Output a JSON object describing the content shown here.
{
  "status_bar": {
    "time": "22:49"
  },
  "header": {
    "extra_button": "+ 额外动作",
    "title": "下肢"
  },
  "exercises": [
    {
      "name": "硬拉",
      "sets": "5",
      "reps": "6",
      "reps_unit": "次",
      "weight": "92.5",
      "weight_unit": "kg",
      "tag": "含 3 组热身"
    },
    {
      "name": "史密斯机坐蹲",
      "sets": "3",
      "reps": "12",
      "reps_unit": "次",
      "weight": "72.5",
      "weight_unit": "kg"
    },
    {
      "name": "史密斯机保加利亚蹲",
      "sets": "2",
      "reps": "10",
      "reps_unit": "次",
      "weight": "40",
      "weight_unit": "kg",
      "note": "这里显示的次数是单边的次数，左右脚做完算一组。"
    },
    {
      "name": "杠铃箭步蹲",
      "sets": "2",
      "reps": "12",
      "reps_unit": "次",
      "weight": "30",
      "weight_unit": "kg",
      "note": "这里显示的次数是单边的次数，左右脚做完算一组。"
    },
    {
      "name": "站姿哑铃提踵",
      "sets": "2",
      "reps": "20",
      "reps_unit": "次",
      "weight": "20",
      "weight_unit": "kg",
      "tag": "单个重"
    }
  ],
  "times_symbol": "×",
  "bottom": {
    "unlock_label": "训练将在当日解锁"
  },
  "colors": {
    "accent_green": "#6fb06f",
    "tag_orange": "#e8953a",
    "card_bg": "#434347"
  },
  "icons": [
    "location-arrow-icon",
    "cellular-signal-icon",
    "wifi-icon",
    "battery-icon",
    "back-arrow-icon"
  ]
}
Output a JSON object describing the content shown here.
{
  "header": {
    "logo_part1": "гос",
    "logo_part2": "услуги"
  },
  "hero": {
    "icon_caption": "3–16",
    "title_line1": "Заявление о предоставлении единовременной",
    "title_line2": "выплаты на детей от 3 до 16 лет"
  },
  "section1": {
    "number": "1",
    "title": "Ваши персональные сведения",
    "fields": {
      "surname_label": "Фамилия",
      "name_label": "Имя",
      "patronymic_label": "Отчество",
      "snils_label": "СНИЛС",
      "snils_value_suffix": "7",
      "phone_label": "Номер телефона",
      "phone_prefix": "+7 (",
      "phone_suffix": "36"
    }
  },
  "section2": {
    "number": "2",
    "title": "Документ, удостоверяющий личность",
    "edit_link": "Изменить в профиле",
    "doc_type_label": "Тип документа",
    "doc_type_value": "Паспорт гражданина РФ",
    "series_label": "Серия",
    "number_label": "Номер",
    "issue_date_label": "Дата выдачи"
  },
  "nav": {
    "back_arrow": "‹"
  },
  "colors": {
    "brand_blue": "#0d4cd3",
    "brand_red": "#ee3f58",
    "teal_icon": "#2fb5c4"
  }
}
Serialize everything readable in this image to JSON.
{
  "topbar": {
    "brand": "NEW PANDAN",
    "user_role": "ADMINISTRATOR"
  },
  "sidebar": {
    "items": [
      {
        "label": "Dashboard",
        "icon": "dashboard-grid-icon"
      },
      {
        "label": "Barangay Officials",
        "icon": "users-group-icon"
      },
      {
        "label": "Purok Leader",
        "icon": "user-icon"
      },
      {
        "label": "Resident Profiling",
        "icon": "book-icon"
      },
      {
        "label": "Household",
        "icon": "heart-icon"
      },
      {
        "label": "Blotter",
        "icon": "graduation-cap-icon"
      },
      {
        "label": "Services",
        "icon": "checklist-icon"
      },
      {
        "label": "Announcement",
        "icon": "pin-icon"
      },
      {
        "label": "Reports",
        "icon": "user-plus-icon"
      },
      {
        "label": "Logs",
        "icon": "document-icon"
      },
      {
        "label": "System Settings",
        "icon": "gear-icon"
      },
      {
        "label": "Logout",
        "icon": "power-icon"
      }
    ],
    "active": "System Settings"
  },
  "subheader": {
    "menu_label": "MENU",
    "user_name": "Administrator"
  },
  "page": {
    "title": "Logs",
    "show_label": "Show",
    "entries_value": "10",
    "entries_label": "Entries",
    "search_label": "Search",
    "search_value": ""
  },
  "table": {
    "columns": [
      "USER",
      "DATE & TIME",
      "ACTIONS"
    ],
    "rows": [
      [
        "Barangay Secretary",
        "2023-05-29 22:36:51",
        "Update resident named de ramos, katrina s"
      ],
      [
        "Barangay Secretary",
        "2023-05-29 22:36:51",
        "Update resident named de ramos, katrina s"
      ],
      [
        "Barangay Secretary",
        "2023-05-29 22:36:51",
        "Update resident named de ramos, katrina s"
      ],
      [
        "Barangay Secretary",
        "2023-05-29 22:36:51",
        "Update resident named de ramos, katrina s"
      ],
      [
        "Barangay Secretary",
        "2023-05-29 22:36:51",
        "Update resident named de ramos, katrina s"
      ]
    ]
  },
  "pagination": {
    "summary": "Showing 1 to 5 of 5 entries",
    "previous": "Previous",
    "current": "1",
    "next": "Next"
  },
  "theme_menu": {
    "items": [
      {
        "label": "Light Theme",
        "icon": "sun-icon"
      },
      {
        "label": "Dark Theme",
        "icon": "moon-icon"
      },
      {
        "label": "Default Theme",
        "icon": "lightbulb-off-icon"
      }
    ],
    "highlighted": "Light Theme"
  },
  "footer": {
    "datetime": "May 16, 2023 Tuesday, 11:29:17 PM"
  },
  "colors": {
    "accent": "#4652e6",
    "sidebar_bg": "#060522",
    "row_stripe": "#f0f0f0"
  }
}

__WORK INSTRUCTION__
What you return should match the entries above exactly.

__TASK OUTPUT__
Output a JSON object describing the content shown here.
{
  "status_bar": {
    "time": "22:49"
  },
  "header": {
    "extra_button": "+ 额外动作",
    "title": "下肢"
  },
  "exercises": [
    {
      "name": "硬拉",
      "sets": "5",
      "reps": "6",
      "reps_unit": "次",
      "weight": "92.5",
      "weight_unit": "kg",
      "tag": "含 3 组热身"
    },
    {
      "name": "史密斯机坐蹲",
      "sets": "3",
      "reps": "12",
      "reps_unit": "次",
      "weight": "72.5",
      "weight_unit": "kg"
    },
    {
      "name": "史密斯机保加利亚蹲",
      "sets": "2",
      "reps": "10",
      "reps_unit": "次",
      "weight": "40",
      "weight_unit": "kg",
      "note": "这里显示的次数是单边的次数，左右脚做完算一组。"
    },
    {
      "name": "杠铃箭步蹲",
      "sets": "2",
      "reps": "12",
      "reps_unit": "次",
      "weight": "30",
      "weight_unit": "kg",
      "note": "这里显示的次数是单边的次数，左右脚做完算一组。"
    },
    {
      "name": "站姿哑铃提踵",
      "sets": "2",
      "reps": "20",
      "reps_unit": "次",
      "weight": "20",
      "weight_unit": "kg",
      "tag": "单个重"
    }
  ],
  "times_symbol": "×",
  "bottom": {
    "unlock_label": "训练将在当日解锁"
  },
  "colors": {
    "accent_green": "#6fb06f",
    "tag_orange": "#e8953a",
    "card_bg": "#434347"
  },
  "icons": [
    "location-arrow-icon",
    "cellular-signal-icon",
    "wifi-icon",
    "battery-icon",
    "back-arrow-icon"
  ]
}
Output a JSON object describing the content shown here.
{
  "header": {
    "logo_part1": "гос",
    "logo_part2": "услуги"
  },
  "hero": {
    "icon_caption": "3–16",
    "title_line1": "Заявление о предоставлении единовременной",
    "title_line2": "выплаты на детей от 3 до 16 лет"
  },
  "section1": {
    "number": "1",
    "title": "Ваши персональные сведения",
    "fields": {
      "surname_label": "Фамилия",
      "name_label": "Имя",
      "patronymic_label": "Отчество",
      "snils_label": "СНИЛС",
      "snils_value_suffix": "7",
      "phone_label": "Номер телефона",
      "phone_prefix": "+7 (",
      "phone_suffix": "36"
    }
  },
  "section2": {
    "number": "2",
    "title": "Документ, удостоверяющий личность",
    "edit_link": "Изменить в профиле",
    "doc_type_label": "Тип документа",
    "doc_type_value": "Паспорт гражданина РФ",
    "series_label": "Серия",
    "number_label": "Номер",
    "issue_date_label": "Дата выдачи"
  },
  "nav": {
    "back_arrow": "‹"
  },
  "colors": {
    "brand_blue": "#0d4cd3",
    "brand_red": "#ee3f58",
    "teal_icon": "#2fb5c4"
  }
}
Serialize everything readable in this image to JSON.
{
  "topbar": {
    "brand": "NEW PANDAN",
    "user_role": "ADMINISTRATOR"
  },
  "sidebar": {
    "items": [
      {
        "label": "Dashboard",
        "icon": "dashboard-grid-icon"
      },
      {
        "label": "Barangay Officials",
        "icon": "users-group-icon"
      },
      {
        "label": "Purok Leader",
        "icon": "user-icon"
      },
      {
        "label": "Resident Profiling",
        "icon": "book-icon"
      },
      {
        "label": "Household",
        "icon": "heart-icon"
      },
      {
        "label": "Blotter",
        "icon": "graduation-cap-icon"
      },
      {
        "label": "Services",
        "icon": "checklist-icon"
      },
      {
        "label": "Announcement",
        "icon": "pin-icon"
      },
      {
        "label": "Reports",
        "icon": "user-plus-icon"
      },
      {
        "label": "Logs",
        "icon": "document-icon"
      },
      {
        "label": "System Settings",
        "icon": "gear-icon"
      },
      {
        "label": "Logout",
        "icon": "power-icon"
      }
    ],
    "active": "System Settings"
  },
  "subheader": {
    "menu_label": "MENU",
    "user_name": "Administrator"
  },
  "page": {
    "title": "Logs",
    "show_label": "Show",
    "entries_value": "10",
    "entries_label": "Entries",
    "search_label": "Search",
    "search_value": ""
  },
  "table": {
    "columns": [
      "USER",
      "DATE & TIME",
      "ACTIONS"
    ],
    "rows": [
      [
        "Barangay Secretary",
        "2023-05-29 22:36:51",
        "Update resident named de ramos, katrina s"
      ],
      [
        "Barangay Secretary",
        "2023-05-29 22:36:51",
        "Update resident named de ramos, katrina s"
      ],
      [
        "Barangay Secretary",
        "2023-05-29 22:36:51",
        "Update resident named de ramos, katrina s"
      ],
      [
        "Barangay Secretary",
        "2023-05-29 22:36:51",
        "Update resident named de ramos, katrina s"
      ],
      [
        "Barangay Secretary",
        "2023-05-29 22:36:51",
        "Update resident named de ramos, katrina s"
      ]
    ]
  },
  "pagination": {
    "summary": "Showing 1 to 5 of 5 entries",
    "previous": "Previous",
    "current": "1",
    "next": "Next"
  },
  "theme_menu": {
    "items": [
      {
        "label": "Light Theme",
        "icon": "sun-icon"
      },
      {
        "label": "Dark Theme",
        "icon": "moon-icon"
      },
      {
        "label": "Default Theme",
        "icon": "lightbulb-off-icon"
      }
    ],
    "highlighted": "Light Theme"
  },
  "footer": {
    "datetime": "May 16, 2023 Tuesday, 11:29:17 PM"
  },
  "colors": {
    "accent": "#4652e6",
    "sidebar_bg": "#060522",
    "row_stripe": "#f0f0f0"
  }
}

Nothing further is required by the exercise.